I have lost so much that, when I think deeply about it, there is not much left of which to be afraid. By telling the truth here, I am claiming my space, and refusing to apologize - for a wrong I did not commit, for someone else's mistakes, mistaken impressions, or willful misunderstanding and misrepresentation of me.

I don't know what the end will be for my video; I don't know if I will be a public speaker, or not. Though I have made mistakes, I know who I am:  a child of God, a writer, advocate, wife and mother; a person of integrity who does her best to serve and bless out of a good, generous, loving heart; one who loves God and His creation, who seeks to serve with gratitude.

Candace reminded us last week that Oscar Wilde said, "Be yourself; everyone else is already taken" - what a great quote! It is enough to be myself. I am going to do my best to take the space I deserve, stand up for myself, write what is in my heart and stop apologizing - because my daughter said so, and she (and Max) have given me a powerful message.

"Goodness is the only investment which never fails." - Henry David Thoreau


ChiTown Girl said...

Hello, my long-lost friend! I've missed you. :(

I'm so sorry you've had to go through such a trying ordeal, especially at the hands of people you considered friends. I'm so happy that you're moving past it now, and listening to Katie!! =)


Elizabeth said...

I rarely say things like this, Karen, but YOU KICK ASS!

I am so happy to hear your voice here, strong and true, as always.


Karen said...

Standing ovation here! You spoke up, said it well and loudly enough!! Great job!

Anonymous said...

I am saddened that you have experienced such wounding, I read your words and hear truth, integrity and love....

Anonymous said...

I am saddened that you have experienced such wounding, I read your words and hear truth, integrity and love....

Busy Bee Suz said...

I applaud you for coming through this and taking a stand! You are amazing; you deserve to be heard. (in voice and writing)
That Oscar Wilde quote is my favorite and I say it all the time to those who I love.....as well as saying it to myself.
My other favorite quote is 'screw THEM'. LOL! Ok, I made that one up myself.

p.s I'm loving YOUR walking method....thank you for taking me on that journey with you.

Anonymous said...

The world needs your fierceness.
Lv, Carin

Jamie Z. said...

Long time reader but rarely comment. However, I wanted to say this posting blew me away. I am so sorry you were hurt so deeply. And so glad you are back. Your writing has made me think and taught me more than you will ever know. And I have certainly missed you taking up this space :) Thank you!

Ann said...

Another long time ready who never comments. Bravo for you! I look forward to reading more here on your blog.

Holly said...


Jennifer said...

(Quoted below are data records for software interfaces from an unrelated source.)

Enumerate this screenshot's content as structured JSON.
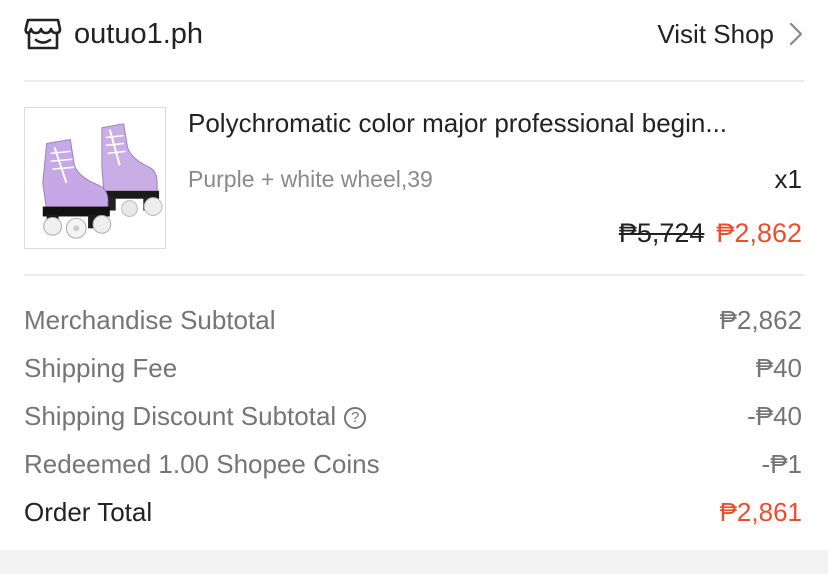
{
  "shop": {
    "name": "outuo1.ph",
    "visit_label": "Visit Shop"
  },
  "product": {
    "title": "Polychromatic color major professional  begin...",
    "variant": "Purple + white wheel,39",
    "quantity": "x1",
    "original_price": "₱5,724",
    "sale_price": "₱2,862",
    "image_icon": "roller-skates-image"
  },
  "summary": {
    "merch_label": "Merchandise Subtotal",
    "merch_value": "₱2,862",
    "shipping_label": "Shipping Fee",
    "shipping_value": "₱40",
    "ship_discount_label": "Shipping Discount Subtotal",
    "ship_discount_help": "?",
    "ship_discount_value": "-₱40",
    "coins_label": "Redeemed 1.00 Shopee Coins",
    "coins_value": "-₱1",
    "total_label": "Order Total",
    "total_value": "₱2,861"
  },
  "colors": {
    "accent": "#ee4d2d",
    "text": "#222222",
    "muted": "#757575"
  }
}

I was SO delighted, just thrilled, when I saw today that you were posting here again. Your capacity for continuing to face pain, to regard it full in the face, and move through it with integrity ... it is moving and spurs me on. May you continue to be healing and soaking in wellness and goodness after the wounding you experienced.

When I read the part about Max telling you, "... you need to stop apologizing for yourself," I instantly remembered Katie's words to you, even before I got to your following paragraph about it, because that sentence she spoke to you has been burned on my brain, indelibly. I have always carried them with me, and think of them often, and her words have often stopped me from apologizing for myself (in the unhealthy way) -- her words to you have helped ME move toward wholeness and healing and, yes, taking up more space in the world.

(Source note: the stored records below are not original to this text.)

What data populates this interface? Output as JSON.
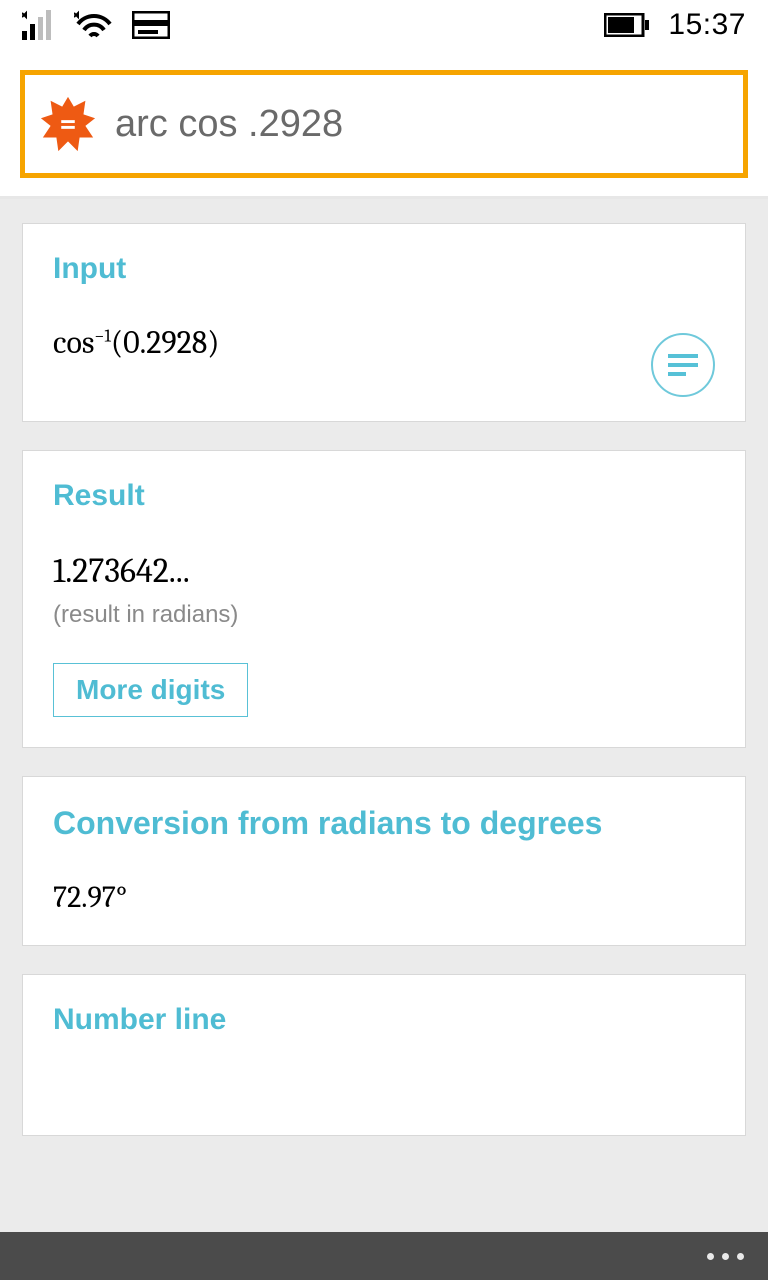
{
  "status": {
    "time": "15:37"
  },
  "search": {
    "query": "arc cos .2928"
  },
  "cards": {
    "input": {
      "title": "Input",
      "formula_prefix": "cos",
      "formula_exp": "−1",
      "formula_arg": "(0.2928)"
    },
    "result": {
      "title": "Result",
      "value": "1.273642...",
      "note": "(result in radians)",
      "more_label": "More digits"
    },
    "conversion": {
      "title": "Conversion from radians to degrees",
      "value": "72.97°"
    },
    "numberline": {
      "title": "Number line"
    }
  }
}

So! Both you and your beautiful daughter are such bright lights in this world, and both of you continue to inspire and bless others.

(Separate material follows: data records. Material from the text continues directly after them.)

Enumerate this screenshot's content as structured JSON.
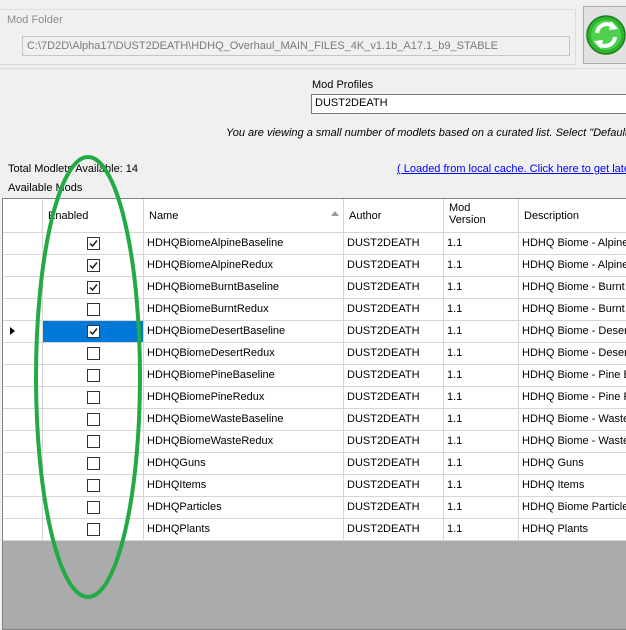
{
  "mod_folder": {
    "legend": "Mod Folder",
    "path": "C:\\7D2D\\Alpha17\\DUST2DEATH\\HDHQ_Overhaul_MAIN_FILES_4K_v1.1b_A17.1_b9_STABLE"
  },
  "profiles": {
    "label": "Mod Profiles",
    "value": "DUST2DEATH"
  },
  "info_text": "You are viewing a small number of modlets based on a curated list.  Select \"Default\" t",
  "total_label": "Total Modlets Available: 14",
  "cache_link": "( Loaded from local cache. Click here to get lates",
  "available_label": "Available Mods",
  "grid": {
    "columns": {
      "enabled": "Enabled",
      "name": "Name",
      "author": "Author",
      "version_line1": "Mod",
      "version_line2": "Version",
      "description": "Description"
    },
    "rows": [
      {
        "enabled": true,
        "name": "HDHQBiomeAlpineBaseline",
        "author": "DUST2DEATH",
        "version": "1.1",
        "description": "HDHQ Biome - Alpine"
      },
      {
        "enabled": true,
        "name": "HDHQBiomeAlpineRedux",
        "author": "DUST2DEATH",
        "version": "1.1",
        "description": "HDHQ Biome - Alpine"
      },
      {
        "enabled": true,
        "name": "HDHQBiomeBurntBaseline",
        "author": "DUST2DEATH",
        "version": "1.1",
        "description": "HDHQ Biome - Burnt B"
      },
      {
        "enabled": false,
        "name": "HDHQBiomeBurntRedux",
        "author": "DUST2DEATH",
        "version": "1.1",
        "description": "HDHQ Biome - Burnt R"
      },
      {
        "enabled": true,
        "name": "HDHQBiomeDesertBaseline",
        "author": "DUST2DEATH",
        "version": "1.1",
        "description": "HDHQ Biome - Desert",
        "current": true
      },
      {
        "enabled": false,
        "name": "HDHQBiomeDesertRedux",
        "author": "DUST2DEATH",
        "version": "1.1",
        "description": "HDHQ Biome - Desert"
      },
      {
        "enabled": false,
        "name": "HDHQBiomePineBaseline",
        "author": "DUST2DEATH",
        "version": "1.1",
        "description": "HDHQ Biome - Pine B"
      },
      {
        "enabled": false,
        "name": "HDHQBiomePineRedux",
        "author": "DUST2DEATH",
        "version": "1.1",
        "description": "HDHQ Biome - Pine Fo"
      },
      {
        "enabled": false,
        "name": "HDHQBiomeWasteBaseline",
        "author": "DUST2DEATH",
        "version": "1.1",
        "description": "HDHQ Biome - Waste"
      },
      {
        "enabled": false,
        "name": "HDHQBiomeWasteRedux",
        "author": "DUST2DEATH",
        "version": "1.1",
        "description": "HDHQ Biome - Waste"
      },
      {
        "enabled": false,
        "name": "HDHQGuns",
        "author": "DUST2DEATH",
        "version": "1.1",
        "description": "HDHQ Guns"
      },
      {
        "enabled": false,
        "name": "HDHQItems",
        "author": "DUST2DEATH",
        "version": "1.1",
        "description": "HDHQ Items"
      },
      {
        "enabled": false,
        "name": "HDHQParticles",
        "author": "DUST2DEATH",
        "version": "1.1",
        "description": "HDHQ Biome Particles"
      },
      {
        "enabled": false,
        "name": "HDHQPlants",
        "author": "DUST2DEATH",
        "version": "1.1",
        "description": "HDHQ Plants"
      }
    ]
  },
  "colors": {
    "selection": "#0078d7",
    "link": "#0000ff",
    "annotation_ellipse": "#22aa44",
    "refresh_icon": "#2db52d"
  },
  "icons": {
    "refresh_button": "refresh-icon",
    "sort": "sort-ascending-icon",
    "row_indicator": "current-row-arrow-icon"
  }
}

And many rich blessings to you, especially in your work of being who you are, and standing up tall in that. You should! You are da bomb!!